The Associations between Social Networks, Sense of Community, and Co-Location Among Healthcare Policy Scientists
Kabo F. The Associations between Social Networks, Sense of Community, and Co-Location Among Healthcare Policy Scientists. Oral presentation at 2017 SciTS Conference. Clearwater Beach, FL. Jun 13, 2017. Insights Through Network Analysis. Online at: http://www.scienceofteamscience.org/2017-agenda.
The goal of our exploratory study was to analyze the
association of social networks with sense of community
(SOC) and spatial co-location. Our study sample was
scientists at an institute for healthcare policy formed
in 2011 by bringing together scientists from more than
20 different university units. In 2012, around 40% of the
institute was co-located at a large research complex.
We administered a two-part survey in late 2014 to
the institute’s 390 scientists (125 co-located) plus 21
employees of non-university affiliates. Part 1 focused
on interactions with colleagues, and Part 2 focused on
socio-physical perceptions of the workplace. The overall
response rate was 39% (N=152) and 53% for co-located
scientists (N=66). We symmetrized the Part 1 item on
interaction frequency and generated a network that
was used to create three dependent variables (DVs):
degree or number of nodes directly connected to a
given individual; two-step reach or number of distinct
individuals within two steps of a specific individual; and
betweenness or how often a given individual falls on
the shortest paths between other pairs of individuals.
The independent variables (IVs) were a Part 2 item on
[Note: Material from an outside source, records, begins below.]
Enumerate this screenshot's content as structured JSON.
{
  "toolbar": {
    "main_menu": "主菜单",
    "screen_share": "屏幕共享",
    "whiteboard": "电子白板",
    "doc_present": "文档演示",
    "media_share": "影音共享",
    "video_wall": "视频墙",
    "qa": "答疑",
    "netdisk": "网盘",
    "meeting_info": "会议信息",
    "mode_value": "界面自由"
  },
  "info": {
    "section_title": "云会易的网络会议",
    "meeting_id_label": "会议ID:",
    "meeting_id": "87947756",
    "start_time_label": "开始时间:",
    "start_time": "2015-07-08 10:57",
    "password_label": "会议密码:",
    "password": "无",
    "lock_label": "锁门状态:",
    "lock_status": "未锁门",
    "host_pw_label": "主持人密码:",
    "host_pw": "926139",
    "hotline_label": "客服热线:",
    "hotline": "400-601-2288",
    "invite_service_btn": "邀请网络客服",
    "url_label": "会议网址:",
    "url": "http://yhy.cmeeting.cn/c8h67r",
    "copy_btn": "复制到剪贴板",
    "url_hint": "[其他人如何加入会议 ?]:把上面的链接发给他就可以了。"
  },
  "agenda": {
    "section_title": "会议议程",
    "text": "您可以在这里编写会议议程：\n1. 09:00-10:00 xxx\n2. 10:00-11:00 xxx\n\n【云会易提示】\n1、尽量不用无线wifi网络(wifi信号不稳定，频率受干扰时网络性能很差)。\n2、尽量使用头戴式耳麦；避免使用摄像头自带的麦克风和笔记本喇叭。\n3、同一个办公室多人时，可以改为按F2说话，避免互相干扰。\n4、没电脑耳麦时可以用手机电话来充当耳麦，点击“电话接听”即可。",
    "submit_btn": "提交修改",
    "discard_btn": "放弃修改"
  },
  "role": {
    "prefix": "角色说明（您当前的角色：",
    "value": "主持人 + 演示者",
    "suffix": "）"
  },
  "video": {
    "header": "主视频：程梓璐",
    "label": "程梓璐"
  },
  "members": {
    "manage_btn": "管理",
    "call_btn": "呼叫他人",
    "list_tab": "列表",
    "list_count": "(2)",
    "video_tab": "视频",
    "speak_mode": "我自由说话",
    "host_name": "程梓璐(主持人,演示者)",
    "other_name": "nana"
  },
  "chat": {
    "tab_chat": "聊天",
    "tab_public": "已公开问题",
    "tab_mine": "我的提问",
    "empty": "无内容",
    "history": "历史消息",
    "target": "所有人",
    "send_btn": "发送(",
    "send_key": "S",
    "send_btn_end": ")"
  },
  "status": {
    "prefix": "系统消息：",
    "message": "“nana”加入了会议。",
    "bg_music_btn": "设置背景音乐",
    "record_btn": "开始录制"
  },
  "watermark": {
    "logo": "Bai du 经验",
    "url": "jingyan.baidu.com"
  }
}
the sense of community (SOC) in an individual’s unit,
and co-location. For each DV we ran linear regressions
controlling for organizational affiliation. To account
for building layouts potentially impacting networks
or sense of community, we clustered the standard
errors by building. SOC was significantly correlated
with degree (β = 0.00862, p < .01) and betweenness
(β = 0.00206, p < .05). Co-located scientists had higher
degree (β = 0.0339, p < .01) and two-step reach (β
= 0.153, p < .001). Betweenness is only significantly
correlated with SOC implying that individuals can be
central in the institute’s network despite lack of colocation.
The study demonstrates associations between
spatial co-location, SOC, and social networks.
Type of Publication:
scits 2017 conference, presentation, social network, co-location, health care policy scientists
Addresses these goal(s):
- Conduct research on/evaluate team science
- Collaborate virtually
Resource created by Jane Hwang on 10/3/2017 5:39:12 PM.